* [TASK INPUT]
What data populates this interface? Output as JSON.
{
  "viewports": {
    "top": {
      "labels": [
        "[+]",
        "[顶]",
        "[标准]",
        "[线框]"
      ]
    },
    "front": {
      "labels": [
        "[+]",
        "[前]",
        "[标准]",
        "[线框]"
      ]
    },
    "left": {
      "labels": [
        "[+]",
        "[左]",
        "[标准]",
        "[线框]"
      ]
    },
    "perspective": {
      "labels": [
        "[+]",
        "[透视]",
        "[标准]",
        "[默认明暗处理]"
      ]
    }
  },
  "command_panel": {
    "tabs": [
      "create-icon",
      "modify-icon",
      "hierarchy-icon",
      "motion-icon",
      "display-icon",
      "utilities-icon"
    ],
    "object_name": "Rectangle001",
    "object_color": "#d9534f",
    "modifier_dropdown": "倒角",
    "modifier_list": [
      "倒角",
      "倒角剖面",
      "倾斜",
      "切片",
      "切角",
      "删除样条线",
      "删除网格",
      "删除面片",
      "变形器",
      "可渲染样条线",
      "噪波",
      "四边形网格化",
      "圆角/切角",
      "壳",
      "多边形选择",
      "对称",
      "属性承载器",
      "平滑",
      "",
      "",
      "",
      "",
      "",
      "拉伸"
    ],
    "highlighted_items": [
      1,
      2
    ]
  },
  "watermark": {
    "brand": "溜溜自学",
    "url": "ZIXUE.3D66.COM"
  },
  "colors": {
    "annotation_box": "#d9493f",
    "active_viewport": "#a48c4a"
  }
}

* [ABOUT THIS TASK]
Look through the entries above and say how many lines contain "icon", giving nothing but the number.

* [EXERCISE OUTPUT]
6